Records to use:
=== Begin Enclosure ===

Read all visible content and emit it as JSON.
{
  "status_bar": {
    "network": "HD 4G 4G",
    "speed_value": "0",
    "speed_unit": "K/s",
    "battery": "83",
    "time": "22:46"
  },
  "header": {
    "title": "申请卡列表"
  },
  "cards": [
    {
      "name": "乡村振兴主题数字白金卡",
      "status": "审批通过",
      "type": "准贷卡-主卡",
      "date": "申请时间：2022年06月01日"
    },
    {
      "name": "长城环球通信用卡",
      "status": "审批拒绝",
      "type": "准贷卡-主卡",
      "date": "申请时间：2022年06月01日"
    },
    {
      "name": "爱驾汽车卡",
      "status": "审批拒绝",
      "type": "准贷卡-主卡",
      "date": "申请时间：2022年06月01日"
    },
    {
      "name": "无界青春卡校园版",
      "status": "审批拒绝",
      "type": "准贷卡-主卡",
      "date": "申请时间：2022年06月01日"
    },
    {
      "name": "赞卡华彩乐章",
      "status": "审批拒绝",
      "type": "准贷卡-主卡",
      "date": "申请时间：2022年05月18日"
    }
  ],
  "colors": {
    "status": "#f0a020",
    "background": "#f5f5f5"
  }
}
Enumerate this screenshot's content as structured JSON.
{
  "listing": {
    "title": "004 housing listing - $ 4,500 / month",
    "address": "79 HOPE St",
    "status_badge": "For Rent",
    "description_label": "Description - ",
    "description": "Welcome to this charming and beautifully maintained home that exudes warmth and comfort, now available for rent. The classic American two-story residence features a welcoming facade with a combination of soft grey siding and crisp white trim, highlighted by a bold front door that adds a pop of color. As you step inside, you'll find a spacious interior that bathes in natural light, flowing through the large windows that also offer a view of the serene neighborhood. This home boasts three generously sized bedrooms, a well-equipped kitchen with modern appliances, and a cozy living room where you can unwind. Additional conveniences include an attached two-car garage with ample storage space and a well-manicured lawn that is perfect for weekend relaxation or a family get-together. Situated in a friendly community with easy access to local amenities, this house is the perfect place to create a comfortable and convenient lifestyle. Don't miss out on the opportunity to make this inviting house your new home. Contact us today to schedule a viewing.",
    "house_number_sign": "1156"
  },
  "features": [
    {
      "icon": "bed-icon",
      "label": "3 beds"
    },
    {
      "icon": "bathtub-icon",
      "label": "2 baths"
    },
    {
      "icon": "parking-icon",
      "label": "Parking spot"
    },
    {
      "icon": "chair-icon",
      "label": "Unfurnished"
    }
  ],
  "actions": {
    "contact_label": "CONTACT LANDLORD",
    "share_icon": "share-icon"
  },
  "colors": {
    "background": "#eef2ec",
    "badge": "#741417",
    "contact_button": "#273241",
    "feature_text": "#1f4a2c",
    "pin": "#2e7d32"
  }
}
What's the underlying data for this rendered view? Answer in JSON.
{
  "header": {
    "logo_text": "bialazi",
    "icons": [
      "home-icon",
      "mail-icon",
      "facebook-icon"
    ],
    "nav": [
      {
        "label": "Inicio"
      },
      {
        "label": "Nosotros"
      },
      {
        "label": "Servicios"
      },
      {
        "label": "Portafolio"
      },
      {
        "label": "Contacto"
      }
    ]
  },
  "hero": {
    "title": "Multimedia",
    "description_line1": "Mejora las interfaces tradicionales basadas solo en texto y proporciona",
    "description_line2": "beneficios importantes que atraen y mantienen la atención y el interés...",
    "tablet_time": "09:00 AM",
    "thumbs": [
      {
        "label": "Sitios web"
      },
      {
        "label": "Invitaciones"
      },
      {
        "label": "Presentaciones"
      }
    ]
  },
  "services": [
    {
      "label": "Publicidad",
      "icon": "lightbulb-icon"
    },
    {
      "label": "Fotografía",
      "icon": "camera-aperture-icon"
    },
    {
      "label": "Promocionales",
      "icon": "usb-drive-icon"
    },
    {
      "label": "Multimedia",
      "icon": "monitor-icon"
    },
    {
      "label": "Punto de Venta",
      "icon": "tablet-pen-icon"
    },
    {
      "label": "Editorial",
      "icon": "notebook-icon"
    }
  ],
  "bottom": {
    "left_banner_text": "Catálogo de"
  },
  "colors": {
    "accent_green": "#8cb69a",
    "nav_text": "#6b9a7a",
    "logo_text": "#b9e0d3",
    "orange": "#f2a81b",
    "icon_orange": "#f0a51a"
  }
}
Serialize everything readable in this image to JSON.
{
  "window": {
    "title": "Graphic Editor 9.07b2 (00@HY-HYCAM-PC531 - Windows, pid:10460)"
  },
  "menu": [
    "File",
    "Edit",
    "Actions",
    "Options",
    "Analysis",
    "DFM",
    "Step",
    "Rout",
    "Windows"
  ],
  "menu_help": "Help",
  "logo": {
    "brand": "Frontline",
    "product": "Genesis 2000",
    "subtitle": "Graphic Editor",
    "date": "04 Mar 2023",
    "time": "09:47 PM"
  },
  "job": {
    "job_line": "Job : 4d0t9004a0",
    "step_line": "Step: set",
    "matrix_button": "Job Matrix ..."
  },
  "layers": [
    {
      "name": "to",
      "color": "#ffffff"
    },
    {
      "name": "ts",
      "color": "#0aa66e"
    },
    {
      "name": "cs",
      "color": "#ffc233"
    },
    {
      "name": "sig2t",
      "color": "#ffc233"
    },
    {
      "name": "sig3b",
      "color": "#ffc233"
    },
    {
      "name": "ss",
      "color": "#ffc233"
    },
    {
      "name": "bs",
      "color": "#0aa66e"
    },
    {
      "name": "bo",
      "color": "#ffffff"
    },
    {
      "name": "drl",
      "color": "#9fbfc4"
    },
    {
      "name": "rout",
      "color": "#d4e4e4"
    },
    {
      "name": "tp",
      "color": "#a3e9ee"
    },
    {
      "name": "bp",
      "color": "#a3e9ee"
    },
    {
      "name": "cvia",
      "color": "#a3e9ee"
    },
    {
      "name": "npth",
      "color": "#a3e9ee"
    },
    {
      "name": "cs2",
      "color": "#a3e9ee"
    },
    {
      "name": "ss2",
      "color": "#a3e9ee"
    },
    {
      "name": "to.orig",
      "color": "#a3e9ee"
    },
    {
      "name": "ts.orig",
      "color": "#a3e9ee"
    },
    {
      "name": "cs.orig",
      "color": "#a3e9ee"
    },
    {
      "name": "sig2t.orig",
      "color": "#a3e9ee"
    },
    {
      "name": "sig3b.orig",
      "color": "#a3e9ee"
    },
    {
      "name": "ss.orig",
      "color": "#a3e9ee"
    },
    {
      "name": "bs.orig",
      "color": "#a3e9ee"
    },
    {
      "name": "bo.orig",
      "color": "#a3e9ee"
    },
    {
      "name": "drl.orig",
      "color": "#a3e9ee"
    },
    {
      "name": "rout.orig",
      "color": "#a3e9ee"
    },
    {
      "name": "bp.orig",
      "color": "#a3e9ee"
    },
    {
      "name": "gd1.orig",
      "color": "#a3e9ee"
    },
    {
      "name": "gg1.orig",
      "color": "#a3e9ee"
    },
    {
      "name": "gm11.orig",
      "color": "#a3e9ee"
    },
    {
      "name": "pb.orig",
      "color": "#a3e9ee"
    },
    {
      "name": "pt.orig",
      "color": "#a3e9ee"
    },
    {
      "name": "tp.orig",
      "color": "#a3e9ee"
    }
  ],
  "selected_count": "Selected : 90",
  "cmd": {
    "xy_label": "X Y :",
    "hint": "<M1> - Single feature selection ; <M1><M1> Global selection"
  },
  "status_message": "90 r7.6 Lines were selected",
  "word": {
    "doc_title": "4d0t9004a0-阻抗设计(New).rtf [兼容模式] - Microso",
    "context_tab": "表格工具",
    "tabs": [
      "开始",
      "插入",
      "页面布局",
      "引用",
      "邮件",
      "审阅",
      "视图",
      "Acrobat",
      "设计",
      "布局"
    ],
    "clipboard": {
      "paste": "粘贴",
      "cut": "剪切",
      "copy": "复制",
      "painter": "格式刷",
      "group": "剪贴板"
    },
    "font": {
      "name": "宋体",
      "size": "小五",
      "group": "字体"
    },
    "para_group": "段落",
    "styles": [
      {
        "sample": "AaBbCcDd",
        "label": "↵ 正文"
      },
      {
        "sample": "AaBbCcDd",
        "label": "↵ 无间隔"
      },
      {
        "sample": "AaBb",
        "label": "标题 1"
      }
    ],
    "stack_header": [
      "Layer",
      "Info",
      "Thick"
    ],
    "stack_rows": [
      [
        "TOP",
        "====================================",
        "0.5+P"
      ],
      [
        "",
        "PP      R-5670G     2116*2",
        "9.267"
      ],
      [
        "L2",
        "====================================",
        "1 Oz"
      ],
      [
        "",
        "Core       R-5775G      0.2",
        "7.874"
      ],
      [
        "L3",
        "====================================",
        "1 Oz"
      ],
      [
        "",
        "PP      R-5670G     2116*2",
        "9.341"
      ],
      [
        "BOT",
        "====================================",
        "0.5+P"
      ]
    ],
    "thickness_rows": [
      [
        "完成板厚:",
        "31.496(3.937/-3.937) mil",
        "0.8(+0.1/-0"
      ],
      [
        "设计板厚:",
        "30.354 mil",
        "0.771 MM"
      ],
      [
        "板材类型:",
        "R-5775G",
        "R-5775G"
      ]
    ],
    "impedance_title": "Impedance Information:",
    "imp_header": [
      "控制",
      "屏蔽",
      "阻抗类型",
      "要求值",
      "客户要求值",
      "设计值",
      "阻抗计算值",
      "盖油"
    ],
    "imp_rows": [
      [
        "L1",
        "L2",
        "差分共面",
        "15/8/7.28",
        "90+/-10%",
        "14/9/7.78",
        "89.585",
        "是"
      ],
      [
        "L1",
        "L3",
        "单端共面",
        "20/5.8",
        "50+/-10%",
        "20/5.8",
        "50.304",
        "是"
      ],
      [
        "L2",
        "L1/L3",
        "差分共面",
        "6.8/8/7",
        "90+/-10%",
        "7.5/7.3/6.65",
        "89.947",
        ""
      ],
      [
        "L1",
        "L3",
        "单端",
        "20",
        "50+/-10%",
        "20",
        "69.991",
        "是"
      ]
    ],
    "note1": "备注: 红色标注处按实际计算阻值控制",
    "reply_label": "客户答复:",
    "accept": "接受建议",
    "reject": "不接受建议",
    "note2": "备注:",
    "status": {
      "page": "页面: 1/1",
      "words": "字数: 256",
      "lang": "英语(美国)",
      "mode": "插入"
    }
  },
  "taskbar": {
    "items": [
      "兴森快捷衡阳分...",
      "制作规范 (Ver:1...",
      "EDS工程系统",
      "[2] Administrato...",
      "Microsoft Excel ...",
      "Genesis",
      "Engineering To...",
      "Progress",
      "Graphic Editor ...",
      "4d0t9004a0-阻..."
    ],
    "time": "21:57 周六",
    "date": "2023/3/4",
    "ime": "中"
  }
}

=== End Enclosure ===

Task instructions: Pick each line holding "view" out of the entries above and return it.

Result for this task:
    "description": "Welcome to this charming and beautifully maintained home that exudes warmth and comfort, now available for rent. The classic American two-story residence features a welcoming facade with a combination of soft grey siding and crisp white trim, highlighted by a bold front door that adds a pop of color. As you step inside, you'll find a spacious interior that bathes in natural light, flowing through the large windows that also offer a view of the serene neighborhood. This home boasts three generously sized bedrooms, a well-equipped kitchen with modern appliances, and a cozy living room where you can unwind. Additional conveniences include an attached two-car garage with ample storage space and a well-manicured lawn that is perfect for weekend relaxation or a family get-together. Situated in a friendly community with easy access to local amenities, this house is the perfect place to create a comfortable and convenient lifestyle. Don't miss out on the opportunity to make this inviting house your new home. Contact us today to schedule a viewing.",
What's the underlying data for this rendered view? Answer in JSON.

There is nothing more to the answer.